*What you are asked to do*:
Run through the records and, wherever a line holds the word "datos", return that line.

*Exercise materials*:

####################

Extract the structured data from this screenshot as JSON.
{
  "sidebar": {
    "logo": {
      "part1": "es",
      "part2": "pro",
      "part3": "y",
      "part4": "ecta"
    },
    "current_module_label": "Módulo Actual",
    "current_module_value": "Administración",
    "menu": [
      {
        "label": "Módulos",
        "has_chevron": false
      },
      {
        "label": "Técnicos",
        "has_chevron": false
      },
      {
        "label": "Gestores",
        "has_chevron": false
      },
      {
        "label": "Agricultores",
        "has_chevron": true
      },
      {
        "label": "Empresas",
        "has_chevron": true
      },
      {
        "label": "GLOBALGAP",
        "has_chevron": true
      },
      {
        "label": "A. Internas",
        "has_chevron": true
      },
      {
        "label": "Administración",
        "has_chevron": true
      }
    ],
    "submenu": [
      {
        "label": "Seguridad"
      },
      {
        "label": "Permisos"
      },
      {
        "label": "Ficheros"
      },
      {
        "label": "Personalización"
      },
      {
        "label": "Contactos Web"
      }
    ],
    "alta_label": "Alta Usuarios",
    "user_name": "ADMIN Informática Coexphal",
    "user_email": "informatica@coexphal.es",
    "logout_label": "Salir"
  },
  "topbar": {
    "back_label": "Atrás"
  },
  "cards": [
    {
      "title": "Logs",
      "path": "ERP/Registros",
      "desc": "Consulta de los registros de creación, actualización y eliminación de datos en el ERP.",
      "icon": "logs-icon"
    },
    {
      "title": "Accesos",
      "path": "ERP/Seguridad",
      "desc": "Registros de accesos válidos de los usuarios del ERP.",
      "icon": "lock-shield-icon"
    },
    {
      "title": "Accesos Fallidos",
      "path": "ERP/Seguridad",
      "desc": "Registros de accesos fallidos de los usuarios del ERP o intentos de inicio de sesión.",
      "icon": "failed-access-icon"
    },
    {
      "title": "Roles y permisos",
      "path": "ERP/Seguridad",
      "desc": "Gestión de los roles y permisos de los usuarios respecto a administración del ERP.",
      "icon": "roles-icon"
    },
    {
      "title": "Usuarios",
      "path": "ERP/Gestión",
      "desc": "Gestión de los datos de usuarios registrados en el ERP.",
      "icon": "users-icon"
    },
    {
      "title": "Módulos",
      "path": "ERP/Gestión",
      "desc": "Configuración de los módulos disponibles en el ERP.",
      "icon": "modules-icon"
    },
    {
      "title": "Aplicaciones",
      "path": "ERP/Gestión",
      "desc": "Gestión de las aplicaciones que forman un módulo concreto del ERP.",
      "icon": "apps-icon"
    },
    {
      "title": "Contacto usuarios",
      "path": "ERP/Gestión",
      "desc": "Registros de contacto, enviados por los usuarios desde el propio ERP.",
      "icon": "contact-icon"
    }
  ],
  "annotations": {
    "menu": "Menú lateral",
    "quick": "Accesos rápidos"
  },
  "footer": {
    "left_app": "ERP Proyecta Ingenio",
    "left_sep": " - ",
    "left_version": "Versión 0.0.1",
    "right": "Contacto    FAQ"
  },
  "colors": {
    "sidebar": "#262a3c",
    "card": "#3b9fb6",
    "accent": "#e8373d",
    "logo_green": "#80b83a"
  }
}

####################

*Written response*:
      "desc": "Consulta de los registros de creación, actualización y eliminación de datos en el ERP.",
      "desc": "Gestión de los datos de usuarios registrados en el ERP.",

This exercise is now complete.